subsequent minor infringement

The conviction came at Kirkcaldy Sheriff Court in Fife, in the heart of her former domain.

Sheriff Grant McCulloch said that he rejected Graham’s claim that her car itself had caused the crash.

He said: “I do not accept the accused’s evidence that her car would not let her steer to the left. No deficiencies were found. Either she was not braking hard enough or her speed was such that hard braking would not be sufficient.

“The force of the impact showed that her driving did fall below that of a careful and considerate driver.”

During a trial that lasted two days, the court head the accident occurred when Graham, 49, was driving on a back road, the B922, towards Glenrothes, where the old Fife Constabulary was based, at

around 8am on February 7th last year.

She veered onto the wrong side and her 1.3 tonne Audi Quattro crashed into a Renault Clio, being driven by 25 year old Hannah Shedden, writing the Clio off, and leaving Miss Shedden with a broken

collarbone and injured knee.

Witnesses described an “incredible collision”, which left smoke billowing from both cars.

Graham, in evidence, claimed her car had “locked itself into position” and defied her best attempts to steer it to safety.

She said she had been doing no more than 45 miles an hour.
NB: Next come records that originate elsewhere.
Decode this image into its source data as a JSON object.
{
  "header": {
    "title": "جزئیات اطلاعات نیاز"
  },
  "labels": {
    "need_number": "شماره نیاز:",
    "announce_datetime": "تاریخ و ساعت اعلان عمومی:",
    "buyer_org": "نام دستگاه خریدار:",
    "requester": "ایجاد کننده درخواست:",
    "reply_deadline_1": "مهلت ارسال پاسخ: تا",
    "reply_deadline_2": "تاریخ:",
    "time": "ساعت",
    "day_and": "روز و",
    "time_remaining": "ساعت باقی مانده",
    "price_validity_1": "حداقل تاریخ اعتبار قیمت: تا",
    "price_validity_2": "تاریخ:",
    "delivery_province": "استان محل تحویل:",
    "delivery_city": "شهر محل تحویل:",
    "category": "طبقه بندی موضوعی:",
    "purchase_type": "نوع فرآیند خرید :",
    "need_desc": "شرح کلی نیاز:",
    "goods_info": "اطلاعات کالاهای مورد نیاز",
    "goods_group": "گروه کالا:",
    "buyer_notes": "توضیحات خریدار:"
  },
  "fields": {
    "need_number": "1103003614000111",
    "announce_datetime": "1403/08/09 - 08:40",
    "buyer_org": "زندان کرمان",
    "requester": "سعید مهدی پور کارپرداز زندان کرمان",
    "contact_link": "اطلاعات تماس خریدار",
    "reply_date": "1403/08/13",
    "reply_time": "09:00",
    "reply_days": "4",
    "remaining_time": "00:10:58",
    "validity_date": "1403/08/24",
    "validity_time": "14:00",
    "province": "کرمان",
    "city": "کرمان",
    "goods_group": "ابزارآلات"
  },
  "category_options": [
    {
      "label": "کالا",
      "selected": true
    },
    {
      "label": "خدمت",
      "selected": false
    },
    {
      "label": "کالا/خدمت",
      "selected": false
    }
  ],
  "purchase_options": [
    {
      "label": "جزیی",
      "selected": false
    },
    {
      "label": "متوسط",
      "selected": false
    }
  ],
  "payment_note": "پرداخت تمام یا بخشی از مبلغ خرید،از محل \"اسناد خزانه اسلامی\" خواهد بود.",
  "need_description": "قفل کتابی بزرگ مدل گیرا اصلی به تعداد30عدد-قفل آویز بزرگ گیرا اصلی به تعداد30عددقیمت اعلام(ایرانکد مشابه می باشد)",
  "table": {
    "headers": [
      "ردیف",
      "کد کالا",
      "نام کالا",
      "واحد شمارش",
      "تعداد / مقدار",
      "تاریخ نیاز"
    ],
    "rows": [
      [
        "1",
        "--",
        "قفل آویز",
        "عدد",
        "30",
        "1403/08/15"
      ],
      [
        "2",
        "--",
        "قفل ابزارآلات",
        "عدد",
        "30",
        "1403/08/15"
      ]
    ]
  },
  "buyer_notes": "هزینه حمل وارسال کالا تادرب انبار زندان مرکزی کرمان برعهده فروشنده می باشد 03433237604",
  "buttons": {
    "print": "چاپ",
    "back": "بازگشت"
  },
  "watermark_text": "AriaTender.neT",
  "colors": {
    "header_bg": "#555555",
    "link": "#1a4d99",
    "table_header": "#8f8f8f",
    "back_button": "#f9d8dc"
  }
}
She said: “I had just rounded the bend that leads off to Thornton. I would have been going at a very reasonable speed.

“As I was heading towards a slight rise in the road I was very, very conscious of the car.

“It just seemed to lose traction.

“It seemed to become destabilised. It was as if the vehicle had locked itself in position, and I was trying to attempt to steer.

“It felt to me like the vehicle pulled to the left. I was on a right bend, and I tried to correct that. Then the car seemed to shoot off

onto the other side of the road. There was nothing I could have done at the time. I drove to the best of the conditions. I tried to take the course of action which would correct the vehicle. There was nothing I though I could do.”

She added: “I have to say that if I had any doubt that I, or anyone, could have prevented this, then I would not have brought myself into this, or put my family and colleagues through this, or wasted court time, unless I was sure I had done everything I could in the circumstances.

“The whole thing seemed to take about three to four seconds.

“I responded as quick as I could, as it was a frightening situation. I did not linger or delay.

“I felt awful that Ms Shedden had to give evidence. I was concerned about her at the time of the accident. She was just driving down the road and my vehicle has struck her vehicle. There’s no doubt about that.”

Miss Graham said that she herself had suffered “a severe head wound” in the crash.

Earlier, Miss Shedden had broken down in tears as prosecutor Adrian Cottam showed her a picture of her car following the accident and asked her to explain what happened.

Miss Shedden, a physiotherapist, who was on her way to work in Falkirk, said: “I saw a car heading towards me so I hit my brakes.

“The car was on my side of the road and it was heading straight towards me.

“I remember going through in my head I could either keep straight, steer into the other side of the road, or into a stone wall, so I kept straight, then we collided.

“After I thought ‘S**t, I need to get out the car’.

“My engine was hissing I wanted to get out, someone came and helped me, then I got medical assistance and was taken to hospital”.

She spent three days in hospital, required surgery on her knee, and had to take four months off work to recover.

A witness to the crash, Graham Campbell, 49, said: “It was an incredible impact, the Renault was up on its nose then came back again and there was a lot of smoke. It was very dramatic”.

A crash investigator found the accident happened due to “an unknown driving error” by the former top cop.

Graham, of Dalkeith, Midlothian, who pleaded not guilty, was thought to be the first serving chief constable in Scotland had appeared in court as an accused when she was first summoned.